### DATA TO PROCESS

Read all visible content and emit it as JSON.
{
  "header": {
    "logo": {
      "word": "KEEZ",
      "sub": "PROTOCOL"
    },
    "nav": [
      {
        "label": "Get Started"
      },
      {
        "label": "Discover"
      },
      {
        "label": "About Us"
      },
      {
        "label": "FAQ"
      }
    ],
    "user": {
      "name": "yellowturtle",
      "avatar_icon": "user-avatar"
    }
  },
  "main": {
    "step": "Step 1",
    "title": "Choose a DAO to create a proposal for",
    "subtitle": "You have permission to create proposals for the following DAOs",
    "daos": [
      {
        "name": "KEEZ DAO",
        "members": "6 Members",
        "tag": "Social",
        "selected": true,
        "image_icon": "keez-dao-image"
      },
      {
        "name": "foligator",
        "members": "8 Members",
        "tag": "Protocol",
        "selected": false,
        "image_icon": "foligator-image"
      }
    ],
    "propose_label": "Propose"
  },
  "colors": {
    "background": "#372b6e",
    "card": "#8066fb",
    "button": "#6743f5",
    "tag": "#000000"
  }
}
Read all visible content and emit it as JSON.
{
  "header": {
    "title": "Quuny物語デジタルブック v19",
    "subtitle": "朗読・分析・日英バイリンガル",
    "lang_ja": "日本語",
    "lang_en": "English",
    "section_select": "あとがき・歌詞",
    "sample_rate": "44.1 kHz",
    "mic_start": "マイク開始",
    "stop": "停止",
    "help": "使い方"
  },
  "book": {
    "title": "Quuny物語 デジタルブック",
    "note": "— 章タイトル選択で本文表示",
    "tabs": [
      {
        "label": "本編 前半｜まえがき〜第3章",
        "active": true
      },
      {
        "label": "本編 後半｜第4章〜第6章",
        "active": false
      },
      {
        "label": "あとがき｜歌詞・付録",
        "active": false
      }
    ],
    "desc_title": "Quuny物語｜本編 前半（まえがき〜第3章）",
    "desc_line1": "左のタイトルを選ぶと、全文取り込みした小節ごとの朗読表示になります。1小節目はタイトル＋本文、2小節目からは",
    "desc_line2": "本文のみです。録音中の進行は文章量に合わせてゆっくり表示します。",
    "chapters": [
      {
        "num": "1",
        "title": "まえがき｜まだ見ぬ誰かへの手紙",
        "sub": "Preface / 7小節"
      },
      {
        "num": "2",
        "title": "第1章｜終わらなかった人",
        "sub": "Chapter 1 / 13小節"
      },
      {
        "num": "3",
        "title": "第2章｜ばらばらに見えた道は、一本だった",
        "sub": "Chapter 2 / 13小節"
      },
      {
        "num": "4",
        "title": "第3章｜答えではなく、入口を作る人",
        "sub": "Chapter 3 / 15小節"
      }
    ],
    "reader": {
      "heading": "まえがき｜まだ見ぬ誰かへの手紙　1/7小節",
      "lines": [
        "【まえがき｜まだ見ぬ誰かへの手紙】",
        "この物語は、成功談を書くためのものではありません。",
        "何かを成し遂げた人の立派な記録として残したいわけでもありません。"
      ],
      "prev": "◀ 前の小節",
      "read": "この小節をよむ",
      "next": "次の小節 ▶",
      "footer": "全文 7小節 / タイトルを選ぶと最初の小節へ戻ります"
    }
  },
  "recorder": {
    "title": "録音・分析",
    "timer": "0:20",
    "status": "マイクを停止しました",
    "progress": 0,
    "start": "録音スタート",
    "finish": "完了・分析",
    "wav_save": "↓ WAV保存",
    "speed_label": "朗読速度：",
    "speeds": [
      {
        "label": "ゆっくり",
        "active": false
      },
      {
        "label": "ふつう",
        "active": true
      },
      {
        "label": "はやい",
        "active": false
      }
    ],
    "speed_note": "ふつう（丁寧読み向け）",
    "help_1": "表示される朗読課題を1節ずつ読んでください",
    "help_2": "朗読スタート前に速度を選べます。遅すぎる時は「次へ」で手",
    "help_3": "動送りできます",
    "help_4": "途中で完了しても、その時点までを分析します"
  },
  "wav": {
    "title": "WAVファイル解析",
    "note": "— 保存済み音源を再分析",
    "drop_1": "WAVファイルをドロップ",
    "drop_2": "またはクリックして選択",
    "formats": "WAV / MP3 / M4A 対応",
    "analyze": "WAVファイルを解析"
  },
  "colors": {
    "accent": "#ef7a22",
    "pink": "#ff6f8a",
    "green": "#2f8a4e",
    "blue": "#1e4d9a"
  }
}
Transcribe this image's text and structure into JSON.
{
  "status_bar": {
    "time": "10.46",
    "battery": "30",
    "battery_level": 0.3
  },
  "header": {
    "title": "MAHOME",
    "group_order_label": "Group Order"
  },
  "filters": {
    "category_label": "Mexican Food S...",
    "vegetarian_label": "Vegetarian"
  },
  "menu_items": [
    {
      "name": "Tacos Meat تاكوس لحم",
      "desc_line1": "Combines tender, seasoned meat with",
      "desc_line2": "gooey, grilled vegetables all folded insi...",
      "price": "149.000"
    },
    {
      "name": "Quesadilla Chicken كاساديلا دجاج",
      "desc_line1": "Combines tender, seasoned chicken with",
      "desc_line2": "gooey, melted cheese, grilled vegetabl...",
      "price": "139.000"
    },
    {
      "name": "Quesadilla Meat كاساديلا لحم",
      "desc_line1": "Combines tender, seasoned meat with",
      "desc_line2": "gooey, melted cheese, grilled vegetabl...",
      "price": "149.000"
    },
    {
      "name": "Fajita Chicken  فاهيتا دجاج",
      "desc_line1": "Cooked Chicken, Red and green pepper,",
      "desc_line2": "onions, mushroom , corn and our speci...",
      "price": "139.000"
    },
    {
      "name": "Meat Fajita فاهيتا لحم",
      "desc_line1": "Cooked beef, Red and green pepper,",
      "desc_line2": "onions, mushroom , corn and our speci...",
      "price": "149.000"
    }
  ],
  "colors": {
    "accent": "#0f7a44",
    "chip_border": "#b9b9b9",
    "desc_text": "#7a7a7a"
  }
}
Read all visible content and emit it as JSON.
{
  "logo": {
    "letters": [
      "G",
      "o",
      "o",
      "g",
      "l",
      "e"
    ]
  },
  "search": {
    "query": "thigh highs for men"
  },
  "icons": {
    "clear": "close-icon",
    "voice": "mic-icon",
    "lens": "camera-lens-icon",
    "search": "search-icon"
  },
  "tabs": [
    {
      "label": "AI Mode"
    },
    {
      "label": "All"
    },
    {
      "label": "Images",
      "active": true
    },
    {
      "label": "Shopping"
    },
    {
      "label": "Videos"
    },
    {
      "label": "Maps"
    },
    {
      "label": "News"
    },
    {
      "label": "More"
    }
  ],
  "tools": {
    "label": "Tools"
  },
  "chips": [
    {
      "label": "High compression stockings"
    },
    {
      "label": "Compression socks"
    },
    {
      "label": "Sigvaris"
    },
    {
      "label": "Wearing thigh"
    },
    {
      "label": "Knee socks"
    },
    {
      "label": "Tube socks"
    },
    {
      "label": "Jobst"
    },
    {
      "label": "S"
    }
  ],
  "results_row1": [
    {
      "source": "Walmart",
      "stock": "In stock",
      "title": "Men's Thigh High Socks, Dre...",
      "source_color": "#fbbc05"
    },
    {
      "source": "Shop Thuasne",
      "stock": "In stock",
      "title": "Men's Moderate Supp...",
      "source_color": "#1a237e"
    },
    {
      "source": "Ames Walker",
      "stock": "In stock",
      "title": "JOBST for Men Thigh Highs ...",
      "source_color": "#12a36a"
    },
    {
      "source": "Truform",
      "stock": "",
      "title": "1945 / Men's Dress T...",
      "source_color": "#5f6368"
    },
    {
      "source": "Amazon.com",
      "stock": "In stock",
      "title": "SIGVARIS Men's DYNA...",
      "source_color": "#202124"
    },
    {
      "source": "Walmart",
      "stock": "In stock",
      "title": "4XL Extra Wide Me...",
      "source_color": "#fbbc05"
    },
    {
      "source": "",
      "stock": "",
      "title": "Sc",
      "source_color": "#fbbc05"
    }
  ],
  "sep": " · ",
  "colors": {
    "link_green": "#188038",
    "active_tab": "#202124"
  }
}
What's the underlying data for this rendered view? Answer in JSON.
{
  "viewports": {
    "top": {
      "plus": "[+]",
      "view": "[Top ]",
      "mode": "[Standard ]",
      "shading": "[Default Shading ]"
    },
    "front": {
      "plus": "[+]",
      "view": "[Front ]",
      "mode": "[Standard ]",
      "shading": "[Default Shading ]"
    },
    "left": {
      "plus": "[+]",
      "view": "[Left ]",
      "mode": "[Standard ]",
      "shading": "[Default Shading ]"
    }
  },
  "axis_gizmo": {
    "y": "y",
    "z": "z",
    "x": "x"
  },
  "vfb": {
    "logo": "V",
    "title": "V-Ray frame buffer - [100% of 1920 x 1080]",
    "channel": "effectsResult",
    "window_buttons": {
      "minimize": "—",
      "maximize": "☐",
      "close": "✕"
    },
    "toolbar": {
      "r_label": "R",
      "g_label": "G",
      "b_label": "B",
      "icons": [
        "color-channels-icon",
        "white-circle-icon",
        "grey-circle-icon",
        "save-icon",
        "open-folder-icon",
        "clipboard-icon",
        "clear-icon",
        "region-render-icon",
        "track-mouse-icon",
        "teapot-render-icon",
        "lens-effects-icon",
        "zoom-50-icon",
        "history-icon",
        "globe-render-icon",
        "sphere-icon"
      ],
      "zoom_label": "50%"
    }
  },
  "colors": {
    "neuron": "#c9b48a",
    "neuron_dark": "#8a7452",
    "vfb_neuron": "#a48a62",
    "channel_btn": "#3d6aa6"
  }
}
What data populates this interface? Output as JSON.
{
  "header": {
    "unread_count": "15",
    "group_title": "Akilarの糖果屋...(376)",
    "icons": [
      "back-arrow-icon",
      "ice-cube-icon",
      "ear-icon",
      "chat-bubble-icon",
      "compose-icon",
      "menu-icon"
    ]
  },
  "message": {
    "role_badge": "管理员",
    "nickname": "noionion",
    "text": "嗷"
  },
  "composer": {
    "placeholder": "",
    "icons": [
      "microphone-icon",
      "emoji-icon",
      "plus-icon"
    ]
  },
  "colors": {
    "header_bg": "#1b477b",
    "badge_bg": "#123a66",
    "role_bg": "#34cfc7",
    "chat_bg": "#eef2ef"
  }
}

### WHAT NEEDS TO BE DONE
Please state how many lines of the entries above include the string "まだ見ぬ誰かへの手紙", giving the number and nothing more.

### TASK OUTPUT
3